  • all transboundary movements to States not included in Annex VII tof hazardous wastes covered by paragraph 1 (a) of Article 1 of the Convention that are destined for reuse, recycling or recovery operations.

This decision III/1 added a paragraph in the preamble; inserted an Article 4A; and added the Annex VII.
In 1998, Annexes VIII and IX were added to the Convention by the fourth meeting of the Conference of the Parties, to provide further elaboration as to the wastes regulated by the Convention as listed in Annexes I and III. Since then, the Conference of the Parties has adopted various changes to these Annexes VIII and IX.
Basel Convention on the Tran boundary
Movements of Hazardous Waste and their Disposal,
Stockholm  Convention
The Stockholm Convention on Persistent Organic Pollutants was adopted on 22 May 2001 in Stockholm, Sweden. The Convention entered into force on 17 May 2004.
Since then, it has been amended by the Conference of the Parties, at several meetings:
1) At its first meeting held in Punta del Este, Uruguay, from 2 to 6 May 2005, the Conference of the Parties adopted decision SC-1/2, in which it established the arbitration and conciliation procedures, as required in Article 18 of the Convention, to govern the settlement of disputes between Parties. The procedures are set out in Annex G, which entered into force on 27 March 2007 (Depositary notification reference: C.N.1017.2007.TREATIES-14, English, French).
Stockholm Convention Organic Pollutants (POPs)
Rotterdam Convention
The text of the Rotterdam Convention was adopted on 10 September 1998 by a Conference of Plenipotentiaries in Rotterdam, the Netherlands. The Convention entered into force on 24 February 2004.
The objectives of the Convention are:

  • to promote shared responsibility and cooperative efforts among Parties in the international trade of certain hazardous chemicals in order to protect human health and the environment from potential harm;
  • to contribute to the environmentally sound use of those hazardous chemicals, by facilitating information exchange about their characteristics, by providing for a national decision-making process on their import and export and by disseminating these decisions to Parties.

The Convention creates legally binding obligations for the implementation of the Prior Informed Consent (PIC) procedure. It built on the voluntary PIC procedure, initiated by UNEP and FAO in 1989 and ceased on 24 February 2006.
Rotterdam Convention on the prior informed Consent (PIC) Procedure for Certain Hazardous Chemical and pesticides in the International Trade

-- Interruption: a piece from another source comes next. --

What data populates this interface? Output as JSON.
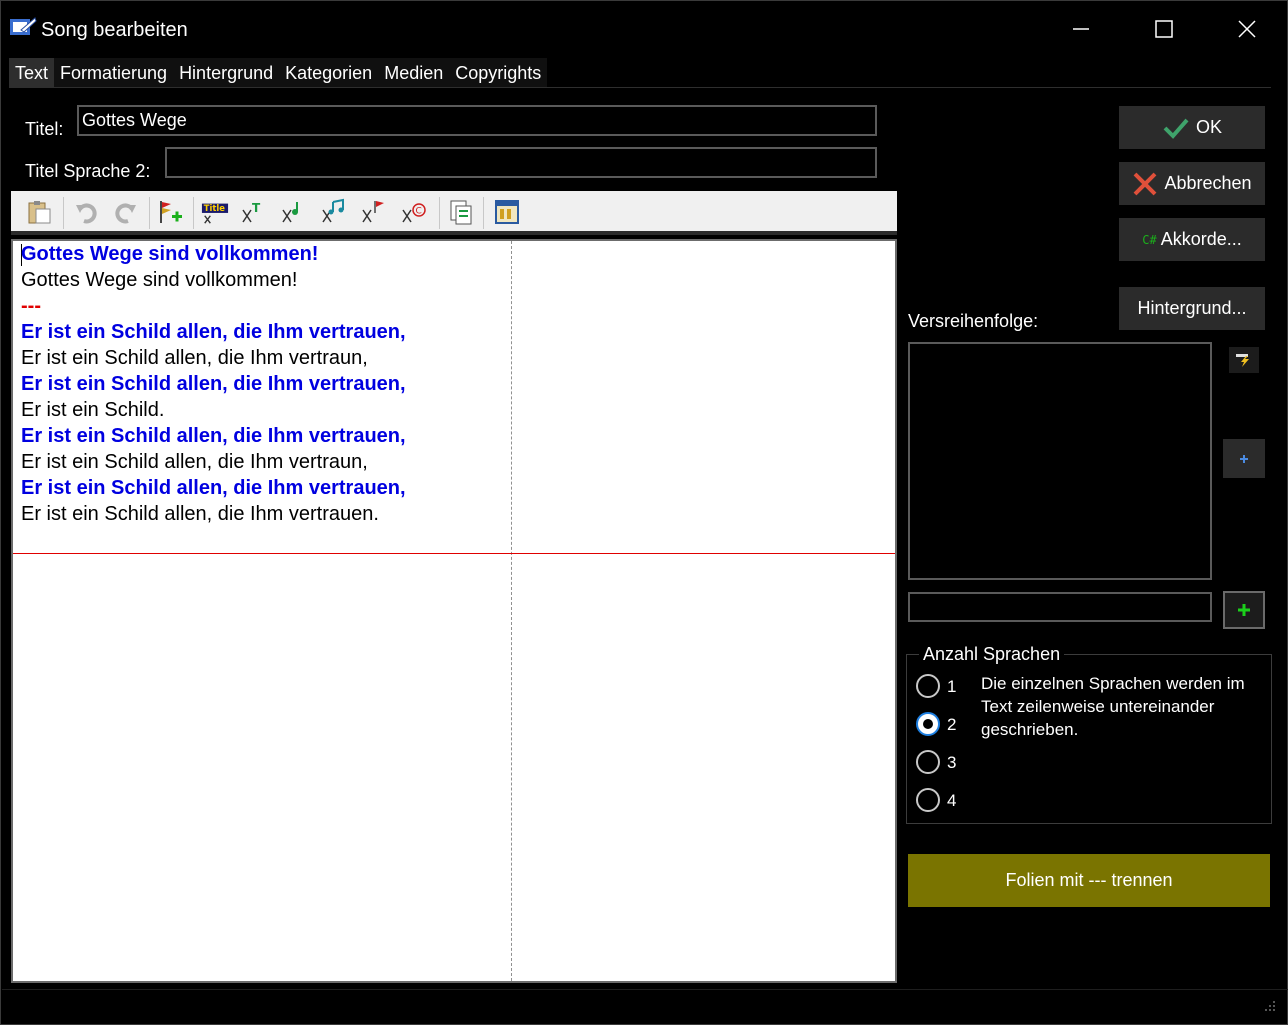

Women Farmers Literacy Center

The project involve the building of hall of two floor of 8 squares metres at lower Bokova Village (mile15) to be used as a community hall for training on agricultural literacy and Community library. The goal of the project is to promote agricultural literacy and improve sustainable livelihood among 2,000 women farmers in village communities in Buea South West Region, Cameroon.


  • Address: P.O Box 641 Lower Bokova, Mile 15. Buea South West Region,Cameroon
  • Email:
  • Email:
  • Website:
  • Tel: +237 674033583/ 243609311


ICENECDEV is building a global grassroots to raise environmental awareness, promoting education and supporting community development programs by sharing practical ways in which people are addressing environmental conservation issues


Each year ICENECDEV promote environmental conservation education in schools, prisons and local communities in Cameroon by establishing environmental clubs liaison with school administration in primary and secondary schools in Cameroon.


  • Name of Bank: Ecobank Cameroon
  • Account Name: ICENECDEV
  • Account Number: CM2110029260220132201840107
  • IBAN: CM2110029260220132201840107
  • Bank Swift Code: ECOCCMCX